Permanent link to cite or share this item: http://hdl.handle.net/10568/51351
Nagaland is a state in northeast India with around 2 million inhabitants. Pork occupies an important place in the diet. Most people buy and sell pork in informal markets (called wet markets) where there is little safety and quality regulation. As part of a larger project on competitiveness of smallholder pig production in Nagaland, a study was carried out to do comparative risk assessment in representative pork meat chains. The study addressed all levels (“from stable to table”) of rural pork supply chains as well as peri-urban and rural food supply chains supplying Guwahati, the state capital. The study used participatory risk analysis, a new method for assessing and managing food safety that allows rapid and participatory assessment of hazards in resource-constrained environments. Different tools were applied including the following: (1) participatory rural appraisal to understand pig farming systems and disease problems; (2) individual questionnaires for value chain actors and consumers; (3) observational check-lists covering slaughter, transport, and retail; (4) standard microbiological tests for total bacterial contamination and fecal bacteria; and (5) rapid diagnostic tests for several pathogens in pork meat, including several bacteria, different parasites, and antibiotic residues. The data were evaluated to assess hazards as well as risk amplifying or mitigating practices. The study found high levels of food-borne hazards, many reported for the first time in Nagaland. Hygienic practices at slaughter and retail sites are very poor and there is a high risk of cross-contamination at the household level.
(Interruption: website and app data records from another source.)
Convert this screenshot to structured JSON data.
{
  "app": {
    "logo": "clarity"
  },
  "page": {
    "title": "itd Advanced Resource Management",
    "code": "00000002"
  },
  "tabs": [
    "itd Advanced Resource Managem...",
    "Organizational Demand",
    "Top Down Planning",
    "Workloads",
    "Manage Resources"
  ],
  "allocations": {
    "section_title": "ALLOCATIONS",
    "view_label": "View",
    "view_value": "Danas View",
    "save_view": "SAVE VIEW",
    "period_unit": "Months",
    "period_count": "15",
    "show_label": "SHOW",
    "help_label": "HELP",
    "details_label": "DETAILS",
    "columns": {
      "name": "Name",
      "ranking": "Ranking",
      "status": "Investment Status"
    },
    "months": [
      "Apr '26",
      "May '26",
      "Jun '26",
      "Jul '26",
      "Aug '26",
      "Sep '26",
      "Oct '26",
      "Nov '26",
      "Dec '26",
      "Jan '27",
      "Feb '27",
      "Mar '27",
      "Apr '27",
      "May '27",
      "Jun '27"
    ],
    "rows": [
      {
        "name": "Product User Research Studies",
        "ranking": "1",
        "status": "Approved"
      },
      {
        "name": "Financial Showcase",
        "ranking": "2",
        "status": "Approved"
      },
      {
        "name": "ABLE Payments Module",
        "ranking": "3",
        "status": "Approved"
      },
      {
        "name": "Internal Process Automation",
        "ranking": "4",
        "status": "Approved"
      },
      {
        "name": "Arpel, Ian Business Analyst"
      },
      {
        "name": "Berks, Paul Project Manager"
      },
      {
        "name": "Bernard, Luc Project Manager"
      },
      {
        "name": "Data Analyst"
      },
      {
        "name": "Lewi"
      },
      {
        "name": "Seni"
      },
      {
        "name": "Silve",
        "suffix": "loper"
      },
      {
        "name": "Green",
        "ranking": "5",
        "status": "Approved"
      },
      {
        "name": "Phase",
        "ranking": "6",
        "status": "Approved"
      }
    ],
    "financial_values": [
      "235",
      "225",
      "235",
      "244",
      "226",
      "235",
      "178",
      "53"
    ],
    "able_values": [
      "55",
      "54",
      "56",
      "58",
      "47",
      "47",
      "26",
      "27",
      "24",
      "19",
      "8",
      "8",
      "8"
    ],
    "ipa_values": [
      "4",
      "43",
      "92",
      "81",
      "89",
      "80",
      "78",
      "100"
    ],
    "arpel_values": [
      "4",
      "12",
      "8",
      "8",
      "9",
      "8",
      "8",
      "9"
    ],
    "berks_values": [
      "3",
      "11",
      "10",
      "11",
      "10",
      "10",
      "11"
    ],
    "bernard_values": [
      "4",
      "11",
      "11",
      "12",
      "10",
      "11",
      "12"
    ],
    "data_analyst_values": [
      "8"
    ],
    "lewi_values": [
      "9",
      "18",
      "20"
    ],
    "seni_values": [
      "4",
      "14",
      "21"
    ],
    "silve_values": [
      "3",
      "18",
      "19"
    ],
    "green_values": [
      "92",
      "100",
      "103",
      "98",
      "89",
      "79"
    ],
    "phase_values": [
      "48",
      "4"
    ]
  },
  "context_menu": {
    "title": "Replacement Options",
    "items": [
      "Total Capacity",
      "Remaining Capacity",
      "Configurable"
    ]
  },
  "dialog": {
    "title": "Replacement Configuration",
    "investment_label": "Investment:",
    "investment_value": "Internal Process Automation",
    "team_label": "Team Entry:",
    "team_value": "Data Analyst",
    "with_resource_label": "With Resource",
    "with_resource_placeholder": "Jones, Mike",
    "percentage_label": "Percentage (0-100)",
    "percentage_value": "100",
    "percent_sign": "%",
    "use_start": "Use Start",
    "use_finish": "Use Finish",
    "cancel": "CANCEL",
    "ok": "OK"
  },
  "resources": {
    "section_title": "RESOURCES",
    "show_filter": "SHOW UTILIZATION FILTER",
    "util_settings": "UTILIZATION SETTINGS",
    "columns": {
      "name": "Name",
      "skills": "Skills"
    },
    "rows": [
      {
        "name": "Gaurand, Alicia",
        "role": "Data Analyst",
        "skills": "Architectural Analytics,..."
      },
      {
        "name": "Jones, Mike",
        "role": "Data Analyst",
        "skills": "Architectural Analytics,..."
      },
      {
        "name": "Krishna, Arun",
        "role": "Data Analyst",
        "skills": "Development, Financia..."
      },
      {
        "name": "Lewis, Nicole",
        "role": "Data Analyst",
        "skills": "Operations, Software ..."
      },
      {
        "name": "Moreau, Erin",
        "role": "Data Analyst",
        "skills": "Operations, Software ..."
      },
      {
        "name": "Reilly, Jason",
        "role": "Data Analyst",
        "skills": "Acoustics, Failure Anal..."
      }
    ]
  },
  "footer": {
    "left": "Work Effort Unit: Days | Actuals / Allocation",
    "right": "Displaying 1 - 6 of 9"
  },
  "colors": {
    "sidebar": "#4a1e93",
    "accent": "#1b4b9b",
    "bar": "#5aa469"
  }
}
Although some risk-mitigating practices are evident (in particular lengthy cooking of meat), other risk-enhancing practices exist (such as smoking pork in the households fires and eating without cooking). The study identifies critical control points and makes evidence-based recommendations for better management of pork-borne diseases in Nagaland.